3.5kg per bush
1.5m between rows
Gooseberries are delicious cooked in pies or swirled into sweetened cream to make a gooseberry fool. They’re easy to grow, and just a single bush will reward you with masses of berries for up to 15 years.
How to grow gooseberries:
Grow gooseberries in moist but well-drained, fertile soil, in full sun. Prune gooseberry bushes annually to maintain a goblet shape and mulch in autumn with well-rotted compost, manure or leaf mould.
More on growing gooseberries:
- How to plant a bare-root gooseberry
- How to winter-prune gooseberries and redcurrants
- Gooseberry mildew
Learn all about growing gooseberries in our Grow Guide, below.
How to plant gooseberries
Gooseberries aren’t fussy when it comes to soil type, but they do prefer it to be well drained and contain plenty of well-rotted manure or garden compost. Full sun is best, especially for dessert types, but they’re very tolerant of shade.
Spring or autumn is the best time to plant bare-root gooseberries. Space them 1.5m apart with a gap of 1.5m between the rows.
Gooseberries grow well in large containers of soil-based compost. Mulch the surface to keep weeds at bay.
Caring for gooseberry bushes
Feed gooseberry bushes in early spring with sulphate of potash (follow packet instructions) and a generous mulch of well-rotted manure or compost. Water well during dry spells.
Pruning is easy. In July or August, simply cut back this season’s soft growth to two or three leaves from the base. To prevent mildew, keep the centre of the bush open.
Although usually grown as bushes, gooseberries can also be trained as single upright stems or ‘cordons’, as well as fans on walls or fences. This makes the fruit easier to pick from the thorny stems.
Most gooseberries are ready to pick in July or August, but to ensure good-sized berries, thin out the bunches of fruit in June when the fruits are the size of a pea. These thinnings make wonderfully tart stewed fruit.
Eat within a few days of picking or store them in the fridge for up to two weeks. Gooseberries freeze well.
Gooseberries: preparation and uses

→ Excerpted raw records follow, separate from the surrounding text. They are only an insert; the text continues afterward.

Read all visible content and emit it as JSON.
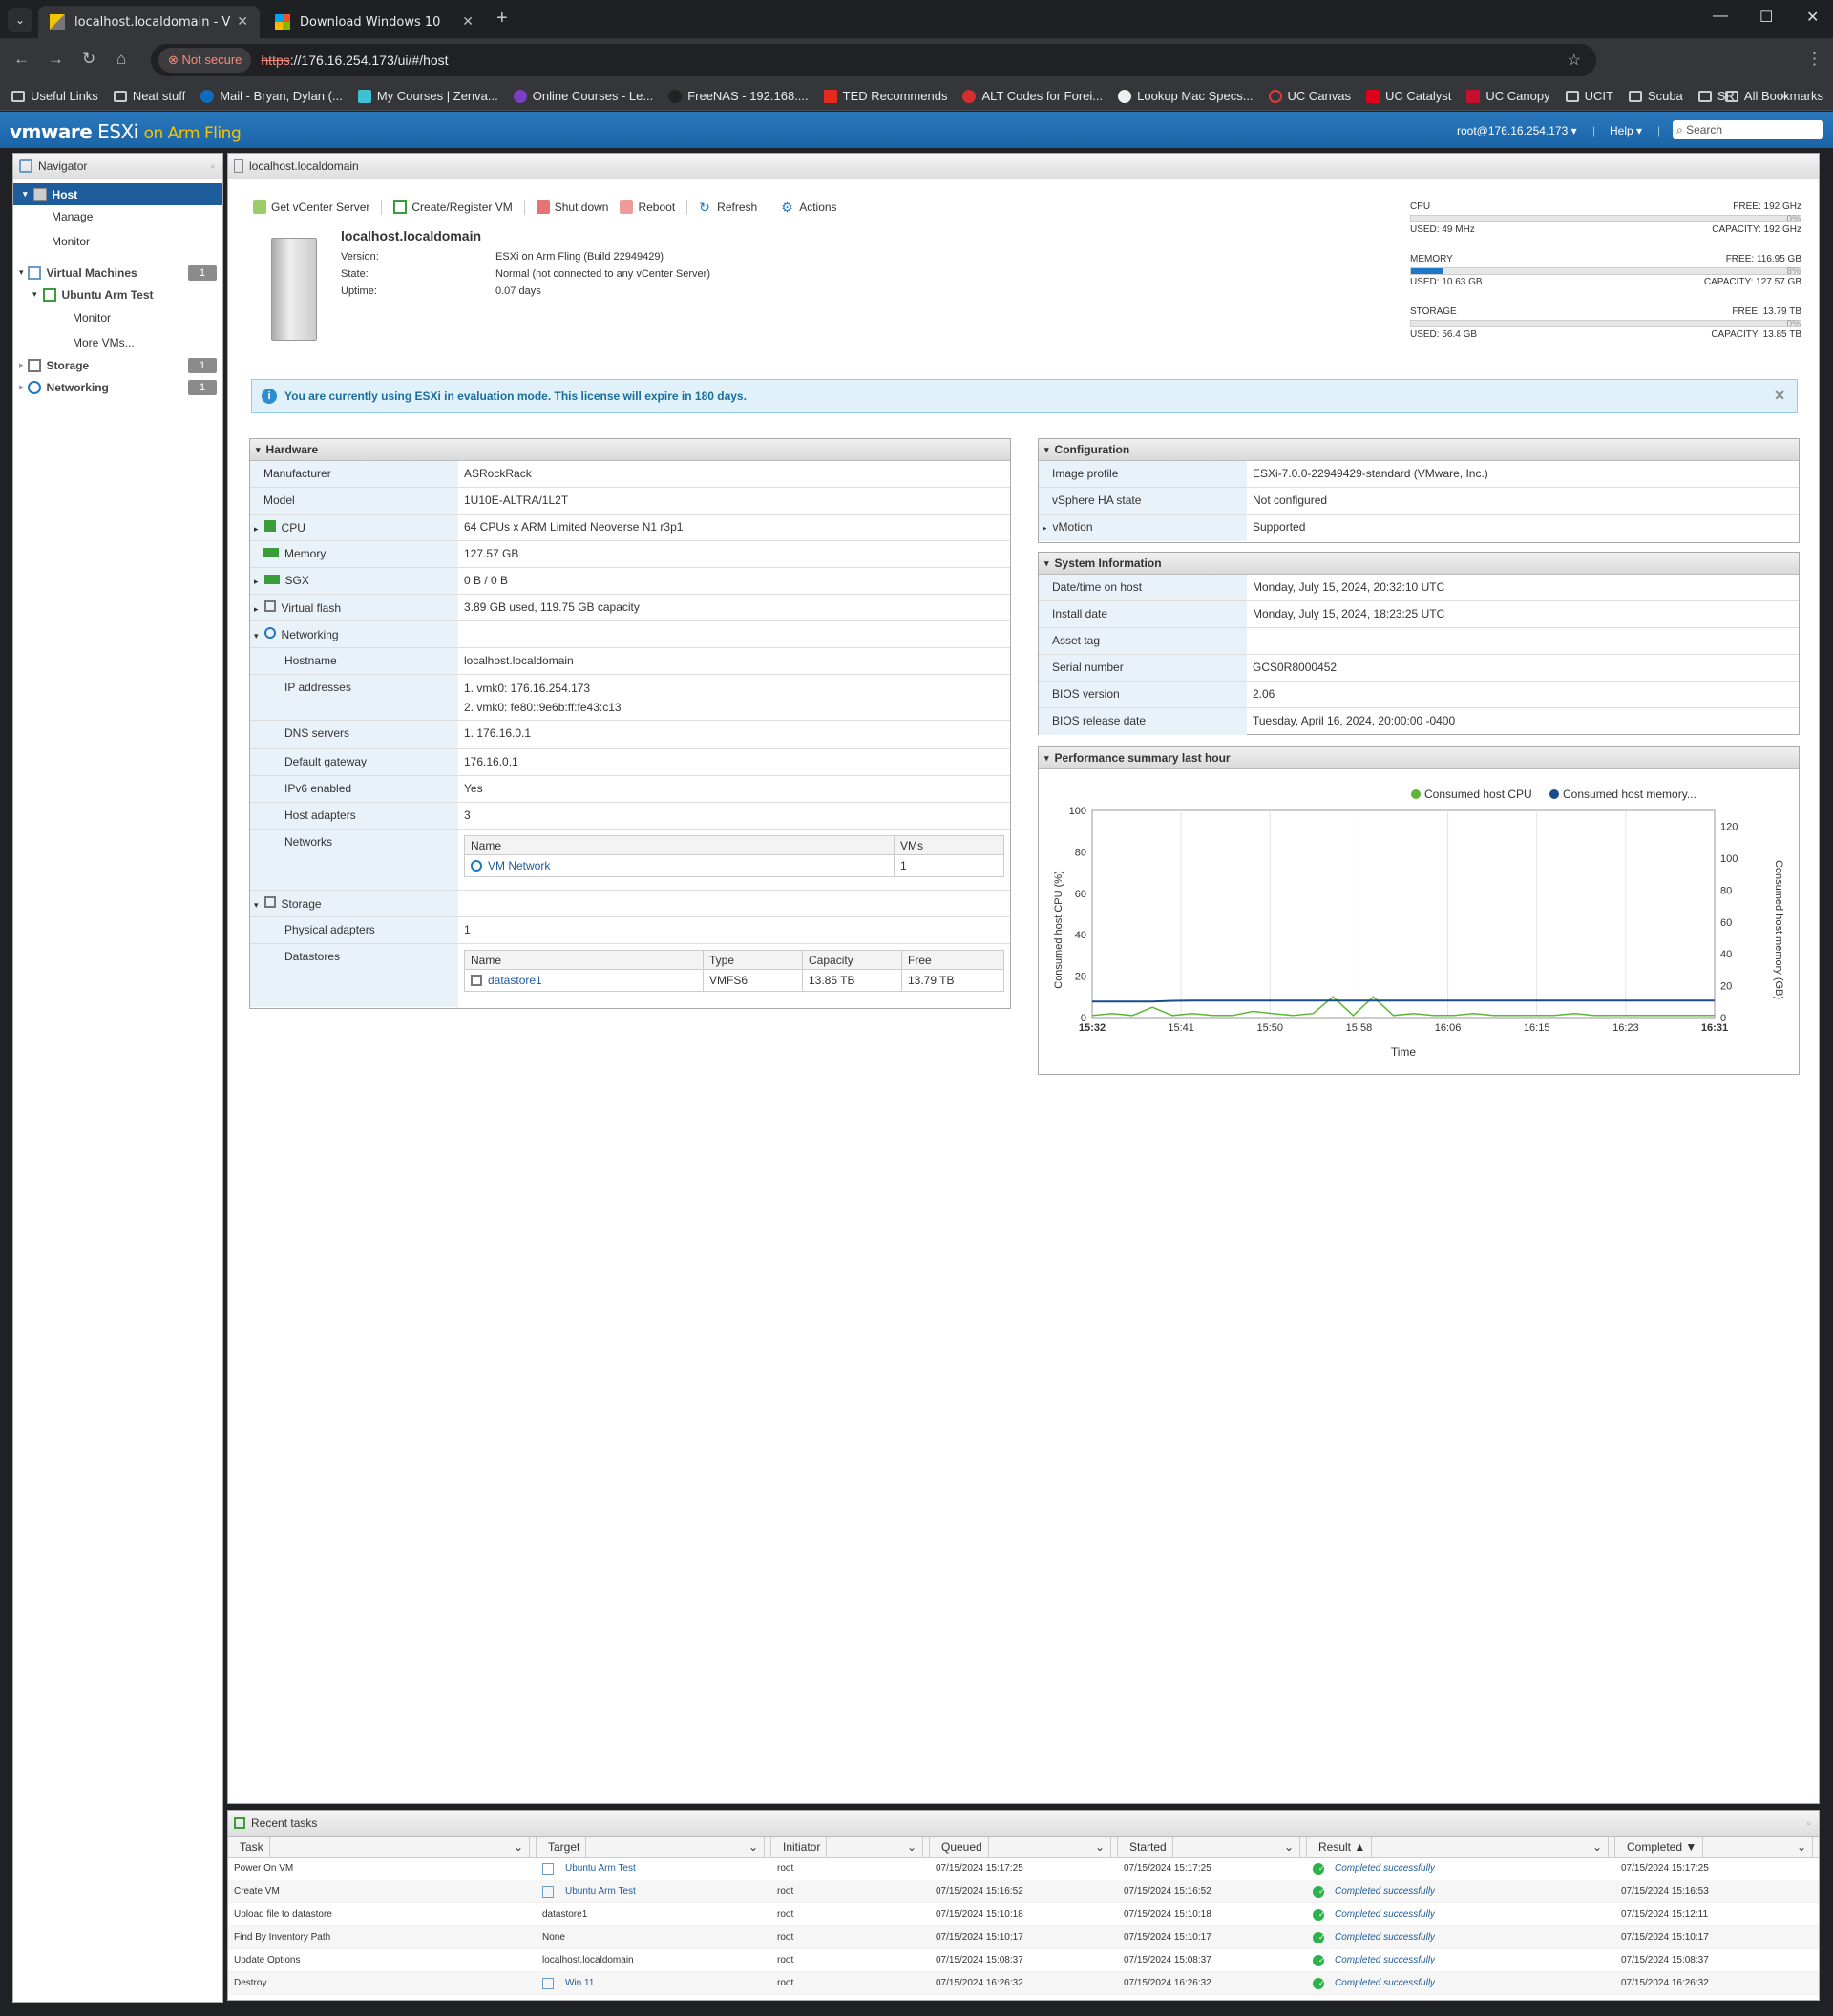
{
  "browser": {
    "tabs": [
      {
        "title": "localhost.localdomain - VMware",
        "active": true
      },
      {
        "title": "Download Windows 10",
        "active": false
      }
    ],
    "not_secure": "Not secure",
    "url_scheme": "https",
    "url_rest": "://176.16.254.173/ui/#/host",
    "bookmarks": [
      "Useful Links",
      "Neat stuff",
      "Mail - Bryan, Dylan (...",
      "My Courses | Zenva...",
      "Online Courses - Le...",
      "FreeNAS - 192.168....",
      "TED Recommends",
      "ALT Codes for Forei...",
      "Lookup Mac Specs...",
      "UC Canvas",
      "UC Catalyst",
      "UC Canopy",
      "UCIT",
      "Scuba",
      "SR"
    ],
    "all_bookmarks": "All Bookmarks"
  },
  "header": {
    "logo_vm": "vmware",
    "logo_esxi": "ESXi",
    "logo_fling": "on Arm Fling",
    "user": "root@176.16.254.173 ▾",
    "help": "Help ▾",
    "search_placeholder": "Search"
  },
  "navigator": {
    "title": "Navigator",
    "host": "Host",
    "manage": "Manage",
    "monitor": "Monitor",
    "virtual_machines": "Virtual Machines",
    "vm_count": "1",
    "vm_name": "Ubuntu Arm Test",
    "vm_monitor": "Monitor",
    "more_vms": "More VMs...",
    "storage": "Storage",
    "storage_count": "1",
    "networking": "Networking",
    "networking_count": "1"
  },
  "main": {
    "title": "localhost.localdomain",
    "actions": [
      "Get vCenter Server",
      "Create/Register VM",
      "Shut down",
      "Reboot",
      "Refresh",
      "Actions"
    ],
    "host_name": "localhost.localdomain",
    "version_label": "Version:",
    "version": "ESXi on Arm Fling (Build 22949429)",
    "state_label": "State:",
    "state": "Normal (not connected to any vCenter Server)",
    "uptime_label": "Uptime:",
    "uptime": "0.07 days"
  },
  "resources": {
    "cpu": {
      "label": "CPU",
      "free": "FREE: 192 GHz",
      "pct": "0%",
      "pct_value": 0,
      "used": "USED: 49 MHz",
      "capacity": "CAPACITY: 192 GHz"
    },
    "memory": {
      "label": "MEMORY",
      "free": "FREE: 116.95 GB",
      "pct": "8%",
      "pct_value": 8,
      "used": "USED: 10.63 GB",
      "capacity": "CAPACITY: 127.57 GB"
    },
    "storage": {
      "label": "STORAGE",
      "free": "FREE: 13.79 TB",
      "pct": "0%",
      "pct_value": 0,
      "used": "USED: 56.4 GB",
      "capacity": "CAPACITY: 13.85 TB"
    }
  },
  "alert": "You are currently using ESXi in evaluation mode. This license will expire in 180 days.",
  "hardware": {
    "title": "Hardware",
    "rows": [
      {
        "k": "Manufacturer",
        "v": "ASRockRack"
      },
      {
        "k": "Model",
        "v": "1U10E-ALTRA/1L2T"
      },
      {
        "k": "CPU",
        "v": "64 CPUs x ARM Limited Neoverse N1 r3p1"
      },
      {
        "k": "Memory",
        "v": "127.57 GB"
      },
      {
        "k": "SGX",
        "v": "0 B / 0 B"
      },
      {
        "k": "Virtual flash",
        "v": "3.89 GB used, 119.75 GB capacity"
      },
      {
        "k": "Networking",
        "v": ""
      }
    ],
    "net": [
      {
        "k": "Hostname",
        "v": "localhost.localdomain"
      },
      {
        "k": "IP addresses",
        "v": "1. vmk0: 176.16.254.173",
        "v2": "2. vmk0: fe80::9e6b:ff:fe43:c13"
      },
      {
        "k": "DNS servers",
        "v": "1. 176.16.0.1"
      },
      {
        "k": "Default gateway",
        "v": "176.16.0.1"
      },
      {
        "k": "IPv6 enabled",
        "v": "Yes"
      },
      {
        "k": "Host adapters",
        "v": "3"
      },
      {
        "k": "Networks",
        "v": ""
      }
    ],
    "networks_table": {
      "h_name": "Name",
      "h_vms": "VMs",
      "name": "VM Network",
      "vms": "1"
    },
    "storage_label": "Storage",
    "physical_adapters_k": "Physical adapters",
    "physical_adapters_v": "1",
    "datastores_k": "Datastores",
    "ds_table": {
      "h_name": "Name",
      "h_type": "Type",
      "h_cap": "Capacity",
      "h_free": "Free",
      "name": "datastore1",
      "type": "VMFS6",
      "cap": "13.85 TB",
      "free": "13.79 TB"
    }
  },
  "configuration": {
    "title": "Configuration",
    "rows": [
      {
        "k": "Image profile",
        "v": "ESXi-7.0.0-22949429-standard (VMware, Inc.)"
      },
      {
        "k": "vSphere HA state",
        "v": "Not configured"
      },
      {
        "k": "vMotion",
        "v": "Supported"
      }
    ]
  },
  "system_info": {
    "title": "System Information",
    "rows": [
      {
        "k": "Date/time on host",
        "v": "Monday, July 15, 2024, 20:32:10 UTC"
      },
      {
        "k": "Install date",
        "v": "Monday, July 15, 2024, 18:23:25 UTC"
      },
      {
        "k": "Asset tag",
        "v": ""
      },
      {
        "k": "Serial number",
        "v": "GCS0R8000452"
      },
      {
        "k": "BIOS version",
        "v": "2.06"
      },
      {
        "k": "BIOS release date",
        "v": "Tuesday, April 16, 2024, 20:00:00 -0400"
      }
    ]
  },
  "performance": {
    "title": "Performance summary last hour",
    "legend_cpu": "Consumed host CPU",
    "legend_mem": "Consumed host memory...",
    "ylabel_left": "Consumed host CPU (%)",
    "ylabel_right": "Consumed host memory (GB)",
    "xlabel": "Time"
  },
  "chart_data": {
    "type": "line",
    "x": [
      "15:32",
      "15:41",
      "15:50",
      "15:58",
      "16:06",
      "16:15",
      "16:23",
      "16:31"
    ],
    "ylim_left": [
      0,
      100
    ],
    "ylim_right": [
      0,
      130
    ],
    "yticks_left": [
      0,
      20,
      40,
      60,
      80,
      100
    ],
    "yticks_right": [
      0,
      20,
      40,
      60,
      80,
      100,
      120
    ],
    "grid": true,
    "legend": "top-right",
    "series": [
      {
        "name": "Consumed host CPU",
        "color": "#5cb832",
        "axis": "left",
        "values": [
          1,
          2,
          1,
          5,
          1,
          2,
          1,
          1,
          3,
          2,
          1,
          2,
          10,
          1,
          10,
          1,
          2,
          1,
          1,
          2,
          1,
          1,
          1,
          1,
          2,
          1,
          1,
          1,
          1,
          1,
          1,
          1
        ]
      },
      {
        "name": "Consumed host memory...",
        "color": "#1a4b8a",
        "axis": "right",
        "values": [
          10,
          10,
          10,
          10,
          10.5,
          10.6,
          10.6,
          10.6,
          10.6,
          10.6,
          10.6,
          10.6,
          10.6,
          10.6,
          10.6,
          10.6,
          10.6,
          10.6,
          10.6,
          10.6,
          10.6,
          10.6,
          10.6,
          10.6,
          10.6,
          10.6,
          10.6,
          10.6,
          10.6,
          10.6,
          10.6,
          10.6
        ]
      }
    ]
  },
  "recent_tasks": {
    "title": "Recent tasks",
    "columns": [
      "Task",
      "Target",
      "Initiator",
      "Queued",
      "Started",
      "Result ▲",
      "Completed ▼"
    ],
    "rows": [
      [
        "Power On VM",
        "Ubuntu Arm Test",
        "root",
        "07/15/2024 15:17:25",
        "07/15/2024 15:17:25",
        "Completed successfully",
        "07/15/2024 15:17:25"
      ],
      [
        "Create VM",
        "Ubuntu Arm Test",
        "root",
        "07/15/2024 15:16:52",
        "07/15/2024 15:16:52",
        "Completed successfully",
        "07/15/2024 15:16:53"
      ],
      [
        "Upload file to datastore",
        "datastore1",
        "root",
        "07/15/2024 15:10:18",
        "07/15/2024 15:10:18",
        "Completed successfully",
        "07/15/2024 15:12:11"
      ],
      [
        "Find By Inventory Path",
        "None",
        "root",
        "07/15/2024 15:10:17",
        "07/15/2024 15:10:17",
        "Completed successfully",
        "07/15/2024 15:10:17"
      ],
      [
        "Update Options",
        "localhost.localdomain",
        "root",
        "07/15/2024 15:08:37",
        "07/15/2024 15:08:37",
        "Completed successfully",
        "07/15/2024 15:08:37"
      ],
      [
        "Destroy",
        "Win 11",
        "root",
        "07/15/2024 16:26:32",
        "07/15/2024 16:26:32",
        "Completed successfully",
        "07/15/2024 16:26:32"
      ]
    ]
  }
}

Dessert varieties are delicious in fresh fruit salads. Ideally, you should pick and eat the berries on the same day. Gooseberries can be cooked in pies or stewed to make purées, jams and chutneys. Simply, top and tail them before cooking.
Gooseberries: problem solving

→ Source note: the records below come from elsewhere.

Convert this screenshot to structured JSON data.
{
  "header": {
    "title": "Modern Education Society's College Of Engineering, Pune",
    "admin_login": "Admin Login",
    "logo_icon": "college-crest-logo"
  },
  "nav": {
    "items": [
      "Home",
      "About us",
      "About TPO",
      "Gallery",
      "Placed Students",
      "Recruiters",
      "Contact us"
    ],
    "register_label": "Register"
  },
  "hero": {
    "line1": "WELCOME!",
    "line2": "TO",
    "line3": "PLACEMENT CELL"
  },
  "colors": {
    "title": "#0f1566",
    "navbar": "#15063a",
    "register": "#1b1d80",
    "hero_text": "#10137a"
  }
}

Net bushes when fruit starts to ripen to protect them from birds.
Gooseberry plants are susceptible to mildew. Choose resistant varieties and avoid planting in shallow, dry soil. Cut out affected shoots.
From mid-spring, look out for gooseberry sawfly larvae, which will quickly strip a bush. Pick off and squish or use a biological control.

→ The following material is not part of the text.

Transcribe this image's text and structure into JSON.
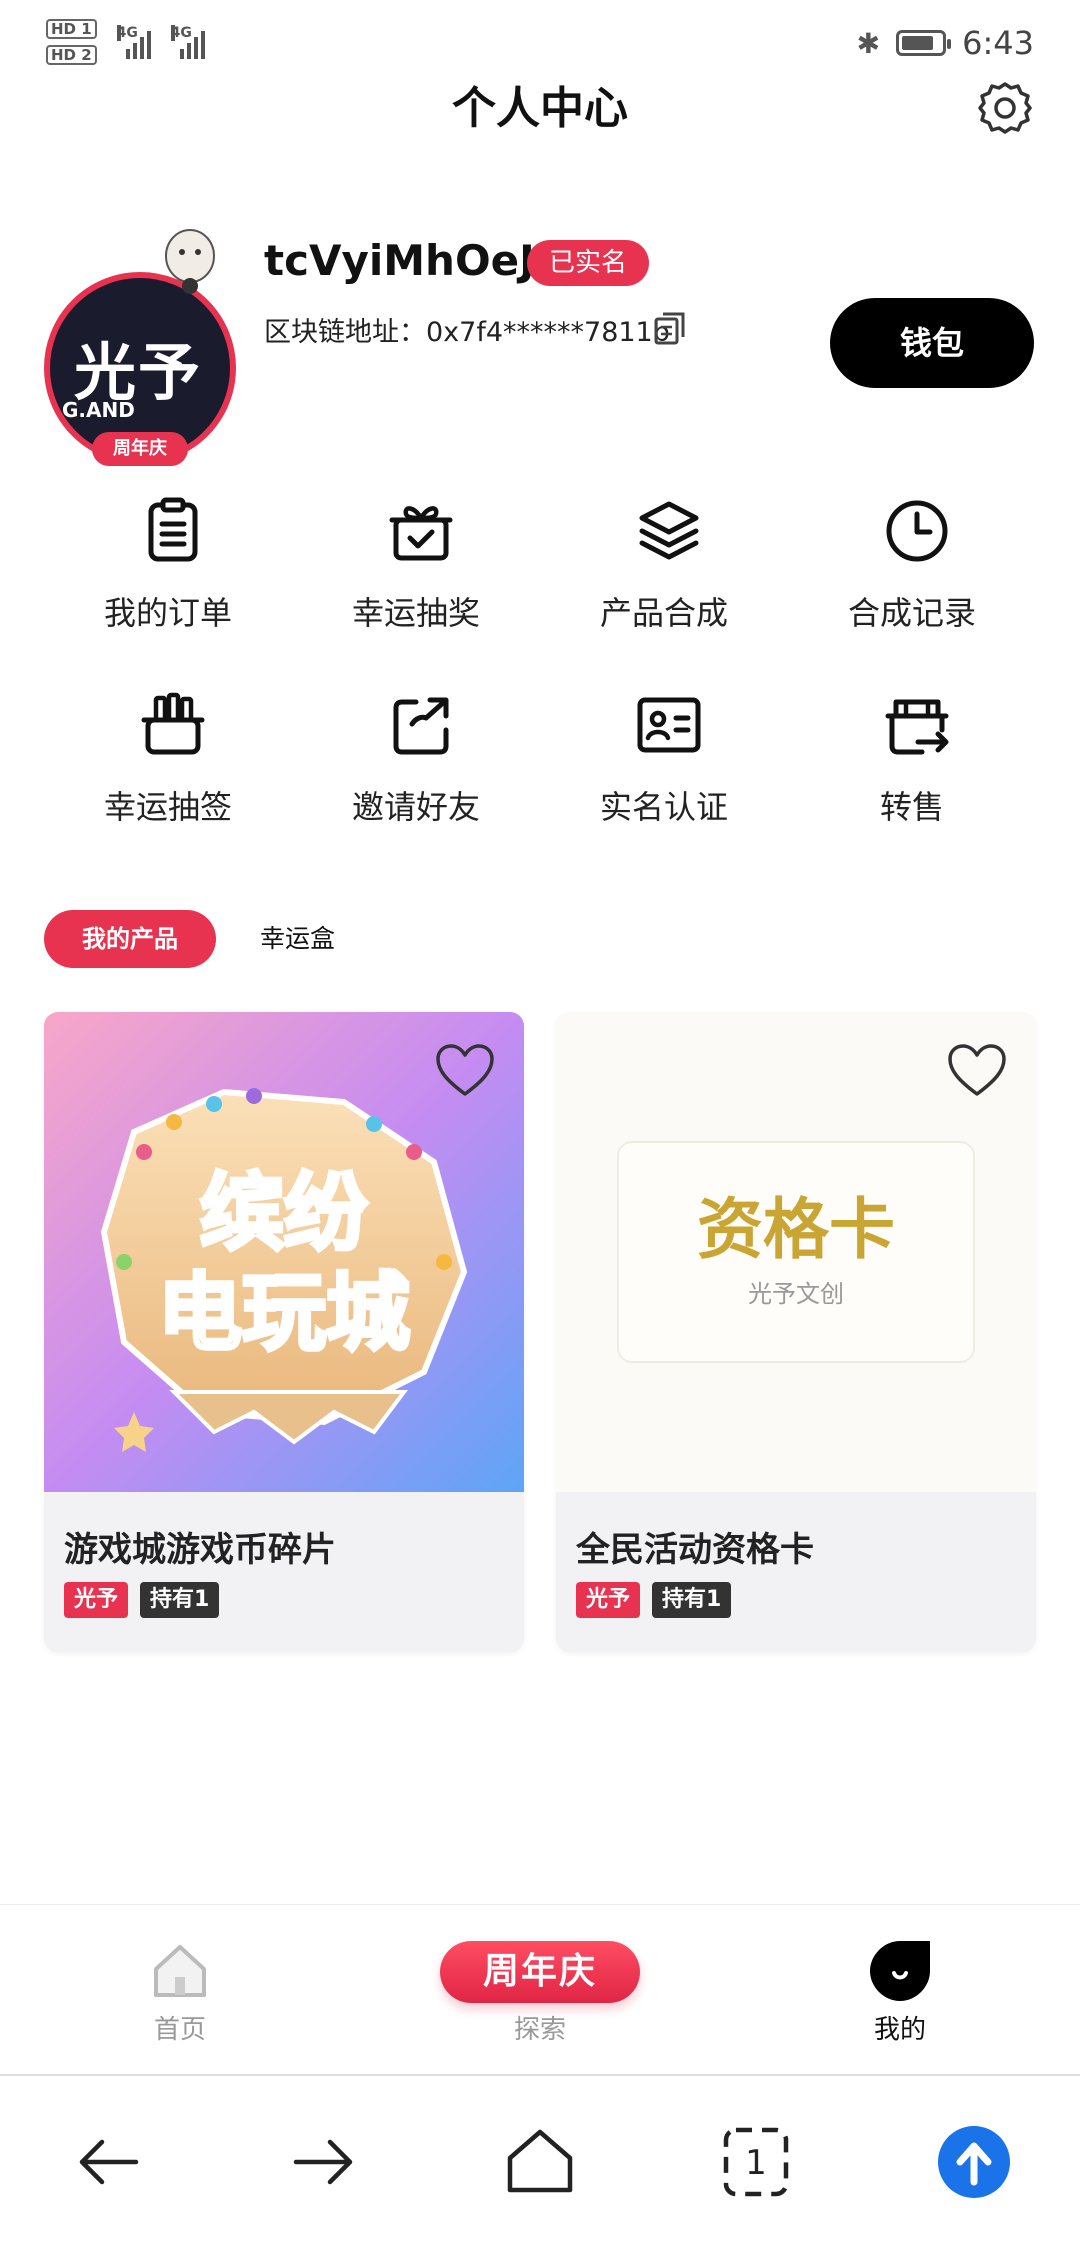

Gooseberries sometimes lose their fruit. Find out why they do this and how to rectify the problem, in our Quick Tips video:
Fancy growing gooseberries but don’t have much room? Then train them in a fan shape against a wall, fence or free-standing trellis.
Best gooseberry varieties to grow
- ‘Careless’ – large fruits that turn transparent when ripe
- ‘Invicta’ – green cooker, big crops, mildew resistant
- ‘Leveller’ – yellow dessert variety with delicious flavour
- ‘Pax’ – sweet, red berries on almost spine-free stems
- ‘Whinham’s Industry’ – red dessert, large sweet berries, shade-tolerant and copes with heavy soil
- ‘Whitesmith’ – a dessert/cooker with white fruits